In so far as the sandhverfa impinges at all upon the Icelandic piscary imagination, its name is assumed to refer to the fish's ability to disappear by half burying itself while at the same time changing colour in order to imitate the ground upon which it lies, and indeed, the turbot is able, like most flatfish, to “sand” within a matter of seconds. Other names used in Iceland include körtuflóki, again on account of the spiny tubercles, and öfughlýri, -flýri or -flúra, i.e. a flounder that's the wrong way round. I rest my case.

Finally, it could be added that although freshwater flatfish are extremely rare, I shouldn't be at all surprised to learn that a strain are to be found in Apavatn, having perhaps been introduced by some visiting Austmaður. Proof that the piggvar can inspire poetry can be found in the works of no lesser a poet than Hallgrímur Pétursson, who wrote “Hverfan er góð í heitan rétt” (Sálmar og kvæði, II, 416).

Speaking of which: Turbot should be steamed. To do anything else is to do it an injustice. A glass, or perhaps even two, of white wine makes the perfect accompaniment to the steaming process, and is quite nice with the fish too.

The noble, if misunderstood, turbot

The noble turbot

Bothus maximus or Psetta maxima (Linnaeus)
Illustration from Alan Davidson, North Atlantic Seafood (London, 1979).

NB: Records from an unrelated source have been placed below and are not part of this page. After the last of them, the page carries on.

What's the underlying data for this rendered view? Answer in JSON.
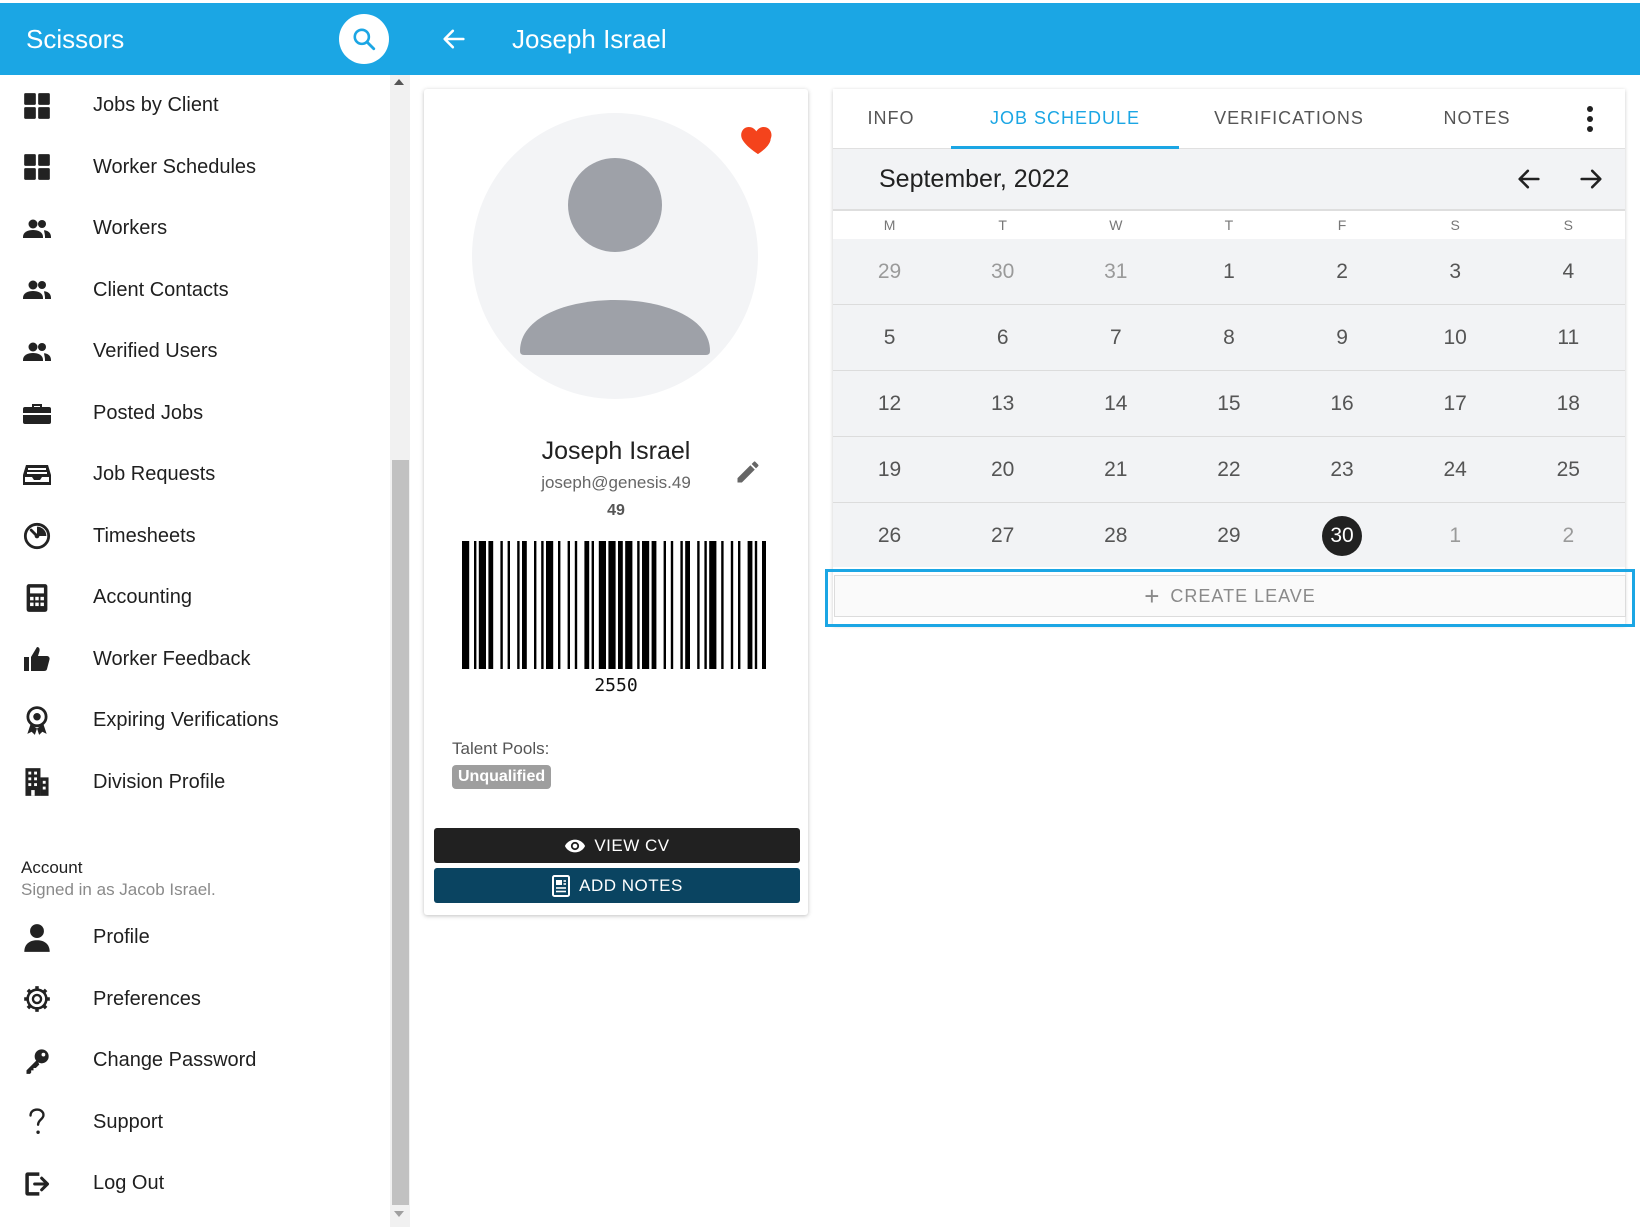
{
  "app": {
    "title": "Scissors"
  },
  "header": {
    "title": "Joseph Israel"
  },
  "sidebar": {
    "items": [
      {
        "label": "Jobs by Client",
        "icon": "grid-icon"
      },
      {
        "label": "Worker Schedules",
        "icon": "grid-icon"
      },
      {
        "label": "Workers",
        "icon": "people-icon"
      },
      {
        "label": "Client Contacts",
        "icon": "people-icon"
      },
      {
        "label": "Verified Users",
        "icon": "people-icon"
      },
      {
        "label": "Posted Jobs",
        "icon": "briefcase-icon"
      },
      {
        "label": "Job Requests",
        "icon": "inbox-icon"
      },
      {
        "label": "Timesheets",
        "icon": "timer-icon"
      },
      {
        "label": "Accounting",
        "icon": "calculator-icon"
      },
      {
        "label": "Worker Feedback",
        "icon": "thumbs-up-icon"
      },
      {
        "label": "Expiring Verifications",
        "icon": "award-icon"
      },
      {
        "label": "Division Profile",
        "icon": "building-icon"
      }
    ],
    "account": {
      "heading": "Account",
      "signed_in": "Signed in as Jacob Israel.",
      "items": [
        {
          "label": "Profile",
          "icon": "person-icon"
        },
        {
          "label": "Preferences",
          "icon": "gear-icon"
        },
        {
          "label": "Change Password",
          "icon": "key-icon"
        },
        {
          "label": "Support",
          "icon": "question-icon"
        },
        {
          "label": "Log Out",
          "icon": "logout-icon"
        }
      ]
    }
  },
  "profile": {
    "name": "Joseph Israel",
    "email": "joseph@genesis.49",
    "number": "49",
    "barcode_value": "2550",
    "talent_pools_label": "Talent Pools:",
    "talent_pool": "Unqualified",
    "view_cv": "VIEW CV",
    "add_notes": "ADD NOTES",
    "favorite_color": "#f4431c"
  },
  "tabs": [
    {
      "label": "INFO",
      "active": false
    },
    {
      "label": "JOB SCHEDULE",
      "active": true
    },
    {
      "label": "VERIFICATIONS",
      "active": false
    },
    {
      "label": "NOTES",
      "active": false
    }
  ],
  "calendar": {
    "month": "September, 2022",
    "weekdays": [
      "M",
      "T",
      "W",
      "T",
      "F",
      "S",
      "S"
    ],
    "weeks": [
      [
        {
          "d": "29",
          "o": true
        },
        {
          "d": "30",
          "o": true
        },
        {
          "d": "31",
          "o": true
        },
        {
          "d": "1"
        },
        {
          "d": "2"
        },
        {
          "d": "3"
        },
        {
          "d": "4"
        }
      ],
      [
        {
          "d": "5"
        },
        {
          "d": "6"
        },
        {
          "d": "7"
        },
        {
          "d": "8"
        },
        {
          "d": "9"
        },
        {
          "d": "10"
        },
        {
          "d": "11"
        }
      ],
      [
        {
          "d": "12"
        },
        {
          "d": "13"
        },
        {
          "d": "14"
        },
        {
          "d": "15"
        },
        {
          "d": "16"
        },
        {
          "d": "17"
        },
        {
          "d": "18"
        }
      ],
      [
        {
          "d": "19"
        },
        {
          "d": "20"
        },
        {
          "d": "21"
        },
        {
          "d": "22"
        },
        {
          "d": "23"
        },
        {
          "d": "24"
        },
        {
          "d": "25"
        }
      ],
      [
        {
          "d": "26"
        },
        {
          "d": "27"
        },
        {
          "d": "28"
        },
        {
          "d": "29"
        },
        {
          "d": "30",
          "today": true
        },
        {
          "d": "1",
          "o": true
        },
        {
          "d": "2",
          "o": true
        }
      ]
    ],
    "create_leave": "CREATE LEAVE"
  },
  "colors": {
    "accent": "#1ba6e4",
    "dark_button": "#212121",
    "notes_button": "#0a4461"
  }
}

© M. J. Driscoll.   This article originally appeared in Guðrúnarhvöt kveðin Guðrúnu Ásu Grímsdóttur fimmtugri, 23. september 1998 (Reykjavík, 1998).